§ Information supplied:

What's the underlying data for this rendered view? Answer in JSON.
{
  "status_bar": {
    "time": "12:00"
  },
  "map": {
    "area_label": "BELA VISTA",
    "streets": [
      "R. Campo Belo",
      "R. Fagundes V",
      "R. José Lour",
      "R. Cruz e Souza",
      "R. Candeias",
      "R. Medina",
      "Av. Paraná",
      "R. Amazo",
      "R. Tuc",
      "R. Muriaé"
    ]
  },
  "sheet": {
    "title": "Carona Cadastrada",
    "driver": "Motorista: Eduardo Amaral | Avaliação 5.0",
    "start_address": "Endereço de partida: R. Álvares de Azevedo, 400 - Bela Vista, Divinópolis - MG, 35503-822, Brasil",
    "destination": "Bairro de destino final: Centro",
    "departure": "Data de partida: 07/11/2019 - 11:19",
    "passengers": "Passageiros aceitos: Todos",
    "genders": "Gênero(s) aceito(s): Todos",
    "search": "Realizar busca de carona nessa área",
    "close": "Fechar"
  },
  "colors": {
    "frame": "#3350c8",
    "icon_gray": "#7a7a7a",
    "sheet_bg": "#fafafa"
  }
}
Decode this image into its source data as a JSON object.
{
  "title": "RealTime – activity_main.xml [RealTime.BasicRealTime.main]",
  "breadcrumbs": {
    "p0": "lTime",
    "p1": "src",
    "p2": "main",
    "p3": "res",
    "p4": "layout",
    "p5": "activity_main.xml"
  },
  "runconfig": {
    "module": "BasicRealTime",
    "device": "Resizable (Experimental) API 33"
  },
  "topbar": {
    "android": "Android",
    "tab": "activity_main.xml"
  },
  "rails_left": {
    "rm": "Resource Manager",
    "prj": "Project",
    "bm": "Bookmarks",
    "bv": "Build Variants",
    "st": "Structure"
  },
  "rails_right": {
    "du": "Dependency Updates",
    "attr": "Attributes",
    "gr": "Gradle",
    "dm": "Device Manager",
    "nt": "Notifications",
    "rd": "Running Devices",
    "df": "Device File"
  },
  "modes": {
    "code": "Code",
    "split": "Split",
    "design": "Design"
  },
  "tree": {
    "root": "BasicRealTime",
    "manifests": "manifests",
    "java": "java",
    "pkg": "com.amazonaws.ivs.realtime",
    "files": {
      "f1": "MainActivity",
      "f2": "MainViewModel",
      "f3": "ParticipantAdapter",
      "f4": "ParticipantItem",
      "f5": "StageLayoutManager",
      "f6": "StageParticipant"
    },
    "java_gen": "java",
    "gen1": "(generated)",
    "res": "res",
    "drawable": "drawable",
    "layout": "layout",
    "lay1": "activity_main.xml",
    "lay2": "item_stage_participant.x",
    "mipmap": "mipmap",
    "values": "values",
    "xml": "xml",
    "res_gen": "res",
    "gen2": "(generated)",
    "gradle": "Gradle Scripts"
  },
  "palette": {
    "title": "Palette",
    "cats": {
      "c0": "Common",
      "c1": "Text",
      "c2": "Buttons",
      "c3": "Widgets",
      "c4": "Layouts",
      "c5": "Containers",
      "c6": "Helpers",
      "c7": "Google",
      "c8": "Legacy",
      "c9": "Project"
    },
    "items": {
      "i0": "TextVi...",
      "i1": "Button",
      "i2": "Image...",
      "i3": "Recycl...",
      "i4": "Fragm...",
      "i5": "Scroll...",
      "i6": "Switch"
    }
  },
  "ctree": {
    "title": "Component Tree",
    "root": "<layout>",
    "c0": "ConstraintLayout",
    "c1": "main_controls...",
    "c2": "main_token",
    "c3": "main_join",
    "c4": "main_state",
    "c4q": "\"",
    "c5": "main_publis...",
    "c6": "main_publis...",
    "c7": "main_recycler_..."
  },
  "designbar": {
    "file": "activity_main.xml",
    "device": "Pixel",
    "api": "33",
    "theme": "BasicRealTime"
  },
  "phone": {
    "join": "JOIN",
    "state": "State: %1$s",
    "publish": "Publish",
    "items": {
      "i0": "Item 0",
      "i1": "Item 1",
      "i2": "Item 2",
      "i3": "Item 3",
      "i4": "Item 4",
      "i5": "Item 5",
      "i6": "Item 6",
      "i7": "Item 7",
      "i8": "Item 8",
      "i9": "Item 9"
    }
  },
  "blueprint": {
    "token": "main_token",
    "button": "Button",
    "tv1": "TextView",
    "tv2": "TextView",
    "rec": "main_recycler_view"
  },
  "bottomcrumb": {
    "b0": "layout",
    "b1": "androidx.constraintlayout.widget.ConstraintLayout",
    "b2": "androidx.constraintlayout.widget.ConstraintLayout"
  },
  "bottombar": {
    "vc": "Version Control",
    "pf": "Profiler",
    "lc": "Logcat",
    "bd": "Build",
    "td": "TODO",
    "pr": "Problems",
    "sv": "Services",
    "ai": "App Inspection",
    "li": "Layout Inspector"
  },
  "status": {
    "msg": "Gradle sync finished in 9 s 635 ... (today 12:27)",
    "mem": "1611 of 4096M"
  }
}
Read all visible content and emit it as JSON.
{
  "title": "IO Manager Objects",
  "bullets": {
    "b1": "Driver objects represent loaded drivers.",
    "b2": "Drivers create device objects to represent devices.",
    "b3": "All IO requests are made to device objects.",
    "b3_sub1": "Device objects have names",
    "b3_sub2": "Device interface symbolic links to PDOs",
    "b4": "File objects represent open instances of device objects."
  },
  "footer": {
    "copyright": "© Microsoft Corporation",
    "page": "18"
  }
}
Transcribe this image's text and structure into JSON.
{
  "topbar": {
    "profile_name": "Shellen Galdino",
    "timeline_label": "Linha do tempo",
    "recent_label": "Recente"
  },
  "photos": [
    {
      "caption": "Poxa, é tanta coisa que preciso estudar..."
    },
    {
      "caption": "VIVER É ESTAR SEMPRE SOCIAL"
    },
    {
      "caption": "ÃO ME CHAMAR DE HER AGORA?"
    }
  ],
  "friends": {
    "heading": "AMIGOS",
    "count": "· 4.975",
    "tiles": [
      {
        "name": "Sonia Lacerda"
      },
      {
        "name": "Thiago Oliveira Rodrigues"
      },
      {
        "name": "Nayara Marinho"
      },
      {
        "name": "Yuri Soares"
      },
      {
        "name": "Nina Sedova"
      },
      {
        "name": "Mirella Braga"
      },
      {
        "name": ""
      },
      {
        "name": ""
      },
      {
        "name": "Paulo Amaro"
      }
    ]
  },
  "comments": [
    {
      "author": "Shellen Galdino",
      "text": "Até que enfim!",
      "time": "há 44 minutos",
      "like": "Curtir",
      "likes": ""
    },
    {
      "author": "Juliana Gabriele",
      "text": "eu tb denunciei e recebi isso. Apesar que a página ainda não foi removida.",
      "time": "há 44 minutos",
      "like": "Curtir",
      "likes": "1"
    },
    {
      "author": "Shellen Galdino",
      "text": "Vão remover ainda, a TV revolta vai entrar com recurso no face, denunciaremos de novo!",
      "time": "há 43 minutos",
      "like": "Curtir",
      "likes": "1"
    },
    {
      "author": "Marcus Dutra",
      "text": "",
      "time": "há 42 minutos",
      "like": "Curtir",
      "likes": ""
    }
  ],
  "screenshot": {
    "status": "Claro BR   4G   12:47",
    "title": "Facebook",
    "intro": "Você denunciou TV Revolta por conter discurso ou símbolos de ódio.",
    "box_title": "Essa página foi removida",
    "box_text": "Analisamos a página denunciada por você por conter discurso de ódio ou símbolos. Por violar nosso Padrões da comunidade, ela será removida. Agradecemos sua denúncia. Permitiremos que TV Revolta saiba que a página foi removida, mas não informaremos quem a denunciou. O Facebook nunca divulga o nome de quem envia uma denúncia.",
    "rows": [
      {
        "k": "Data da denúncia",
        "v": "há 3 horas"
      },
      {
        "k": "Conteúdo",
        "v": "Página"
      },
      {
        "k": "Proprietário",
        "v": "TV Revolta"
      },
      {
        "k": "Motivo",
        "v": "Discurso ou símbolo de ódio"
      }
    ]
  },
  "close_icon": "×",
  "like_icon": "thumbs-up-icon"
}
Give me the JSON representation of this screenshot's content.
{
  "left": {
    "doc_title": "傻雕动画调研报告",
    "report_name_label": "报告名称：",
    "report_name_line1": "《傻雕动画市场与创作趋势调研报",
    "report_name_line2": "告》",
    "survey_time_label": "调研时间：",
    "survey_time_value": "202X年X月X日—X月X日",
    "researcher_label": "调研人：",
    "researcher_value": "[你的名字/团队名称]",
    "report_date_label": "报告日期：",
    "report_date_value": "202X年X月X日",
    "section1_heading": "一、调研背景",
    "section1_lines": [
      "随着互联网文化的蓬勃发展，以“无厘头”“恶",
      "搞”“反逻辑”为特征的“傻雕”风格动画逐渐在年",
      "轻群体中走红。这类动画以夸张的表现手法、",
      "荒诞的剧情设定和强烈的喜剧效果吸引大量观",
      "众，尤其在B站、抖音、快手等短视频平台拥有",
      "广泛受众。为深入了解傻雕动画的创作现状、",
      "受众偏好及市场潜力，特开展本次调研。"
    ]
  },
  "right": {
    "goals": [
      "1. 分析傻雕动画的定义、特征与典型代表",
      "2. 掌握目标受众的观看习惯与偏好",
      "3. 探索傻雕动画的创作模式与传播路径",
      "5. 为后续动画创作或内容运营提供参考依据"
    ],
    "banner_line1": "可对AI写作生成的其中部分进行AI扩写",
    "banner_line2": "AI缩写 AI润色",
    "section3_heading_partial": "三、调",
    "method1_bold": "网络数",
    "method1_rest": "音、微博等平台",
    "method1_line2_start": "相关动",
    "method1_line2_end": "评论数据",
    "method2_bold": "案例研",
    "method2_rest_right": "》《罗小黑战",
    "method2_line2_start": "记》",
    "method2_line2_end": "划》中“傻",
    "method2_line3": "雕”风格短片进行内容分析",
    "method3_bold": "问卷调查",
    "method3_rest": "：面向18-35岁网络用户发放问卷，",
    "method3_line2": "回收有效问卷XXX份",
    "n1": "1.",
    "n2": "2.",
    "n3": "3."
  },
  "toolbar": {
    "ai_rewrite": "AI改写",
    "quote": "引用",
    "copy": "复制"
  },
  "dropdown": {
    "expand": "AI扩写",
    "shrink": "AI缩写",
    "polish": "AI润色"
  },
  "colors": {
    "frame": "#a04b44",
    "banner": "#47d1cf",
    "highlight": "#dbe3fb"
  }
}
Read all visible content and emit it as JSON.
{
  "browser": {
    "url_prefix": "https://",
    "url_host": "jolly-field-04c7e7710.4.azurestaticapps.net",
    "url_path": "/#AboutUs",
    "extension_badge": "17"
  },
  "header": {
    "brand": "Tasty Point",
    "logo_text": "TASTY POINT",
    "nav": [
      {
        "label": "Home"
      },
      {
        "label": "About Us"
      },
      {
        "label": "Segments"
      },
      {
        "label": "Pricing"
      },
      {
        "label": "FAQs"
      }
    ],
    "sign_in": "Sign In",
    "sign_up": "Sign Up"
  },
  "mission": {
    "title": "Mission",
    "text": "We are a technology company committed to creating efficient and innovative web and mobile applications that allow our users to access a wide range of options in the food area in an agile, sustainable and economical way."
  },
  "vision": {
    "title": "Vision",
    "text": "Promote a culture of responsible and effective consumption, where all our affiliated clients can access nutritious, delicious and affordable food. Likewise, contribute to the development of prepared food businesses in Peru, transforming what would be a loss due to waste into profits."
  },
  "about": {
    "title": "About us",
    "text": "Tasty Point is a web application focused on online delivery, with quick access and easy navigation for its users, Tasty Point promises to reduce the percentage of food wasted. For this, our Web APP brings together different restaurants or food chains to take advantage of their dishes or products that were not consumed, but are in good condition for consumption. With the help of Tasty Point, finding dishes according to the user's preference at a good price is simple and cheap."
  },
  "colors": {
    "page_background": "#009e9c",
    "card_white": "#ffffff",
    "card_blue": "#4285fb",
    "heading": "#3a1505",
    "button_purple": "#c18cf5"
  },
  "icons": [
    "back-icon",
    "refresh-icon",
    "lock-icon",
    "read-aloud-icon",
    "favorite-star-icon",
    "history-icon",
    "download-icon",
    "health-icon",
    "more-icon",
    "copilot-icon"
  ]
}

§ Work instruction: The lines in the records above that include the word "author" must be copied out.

§ Answer to the exercise:
      "author": "Shellen Galdino",
      "author": "Juliana Gabriele",
      "author": "Shellen Galdino",
      "author": "Marcus Dutra",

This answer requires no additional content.